The judgment of the district court is
Bank of Bladenboro, Bladenboro, North Carolina (Bladenboro); The Federal Reserve Bank of Richmond, Virginia (Richmond Federal Reserve); The Federal Reserve Bank of Richmond, Virginia, Charlotte, North Carolina Branch (Charlotte Federal Reserve); and Wachovia Bank and Trust Company, N.A., Charlotte, North Carolina (Wachovia). Richmond Federal Reserve filed a third-party complaint against Charles I. Bridger and Jerry Richardson, alleging that they revoked the authority of the agent to execute drafts but failed to notify CB&T of the revocation so that they are liable to Richmond Federal Reserve for claims asserted against Richmond Federal Reserve
Car Retailers (Williamson) disputes this fact. Williamson claims that he was never advised that his authority was revoked. Of course, CB&T recovered from F&D in the previous case on the theory that there had been an effective revocation of Williamson's authority. Even if CB&T and its subrogee F&D are not collaterally estopped to assert to the contrary in this case, the factual dispute is unimportant for our purposes. The facts are that the drafts drawn after January 1, 1974 were dishonored when presented and that CB&T had paid them when they were deposited
The district court purported to find where there was fault contributing to the lateness of the notice to CB&T among the various banks playing a part in the collection process. In view of our conclusion that CB&T is barred from recovery because of its contributory negligence, we do not consider these aspects of the case
We reject the argument that Wachovia has waived the defense of contributory negligence for failure to plead it. In its amended answer, Wachovia responded to CB&T's assertion that defendants' negligence caused its loss by alleging "this answering defendant says . . . if, in fact, any damage whatsoever occurred, that it was through (CB&T's) own negligence and deficiency in clearing checks upon uncollected funds." Although not with the precision that CB&T might have desired, we think the allegation sufficiently complies with Rule 8(c), F.R.Civ.P., so that it cannot be said that the defense was waived
In finding CB&T contributorily negligent, the district court assigned six bases for its conclusion: (1) CB&T did not honor its hold, (2) CB&T never ascertained the duration or extent of the authority of Williamson to draw drafts on behalf of RUCI, (3) CB&T should have known that the dishonored drafts were signed by Williamson and not Richardson, (4) payment of the drafts was authorized by an officer of CB&T who was ignorant with respect to bank collection practices, (5) CB&T paid the drafts before they were collected, and (6) CB&T never took effective steps to curtail the overdrawn condition of Car Retailers' account. While we reach the same conclusion, we place our reliance principally on the first and fifth factors identified by the district court

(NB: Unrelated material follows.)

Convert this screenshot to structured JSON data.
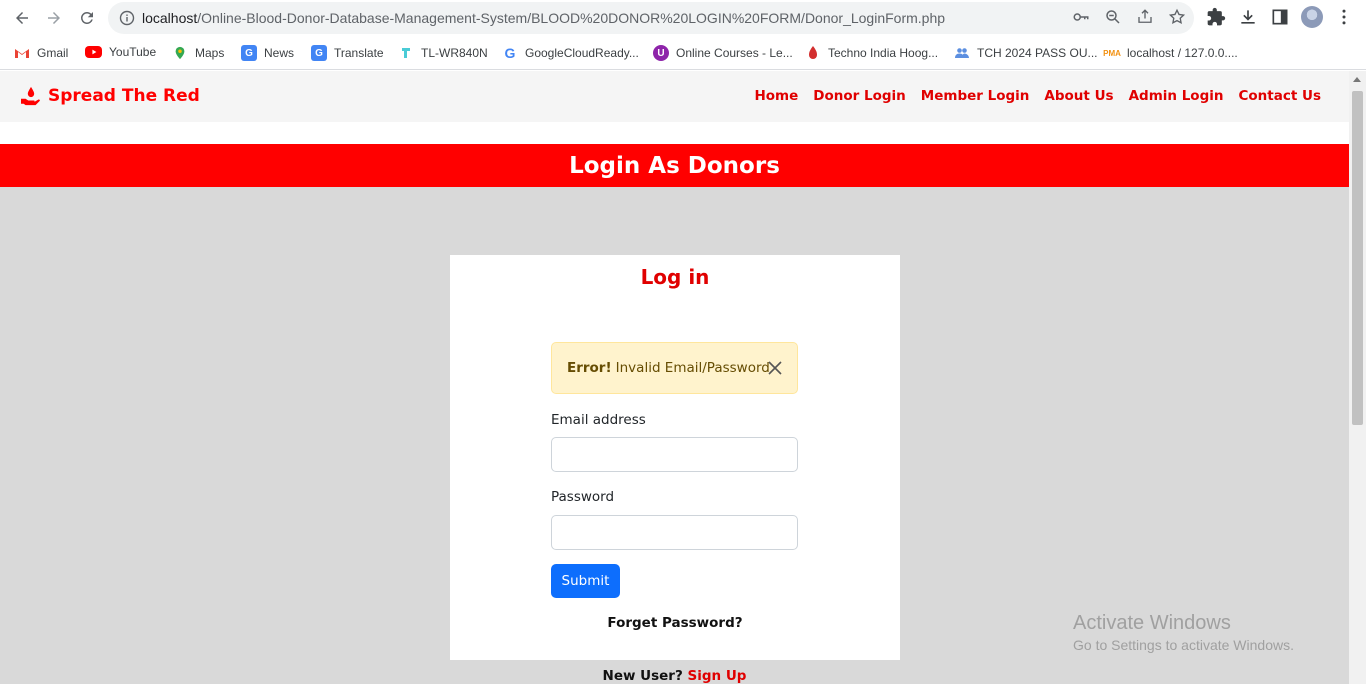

In the deposition of the executive vice president of CB&T, that bank official agreed that since November 1973, CB&T had had "warning signals" and realized that "(a)s to uncollected funds . . . it was kind of a house of cards, and it could all come tumbling down." He also agreed that that is precisely what happened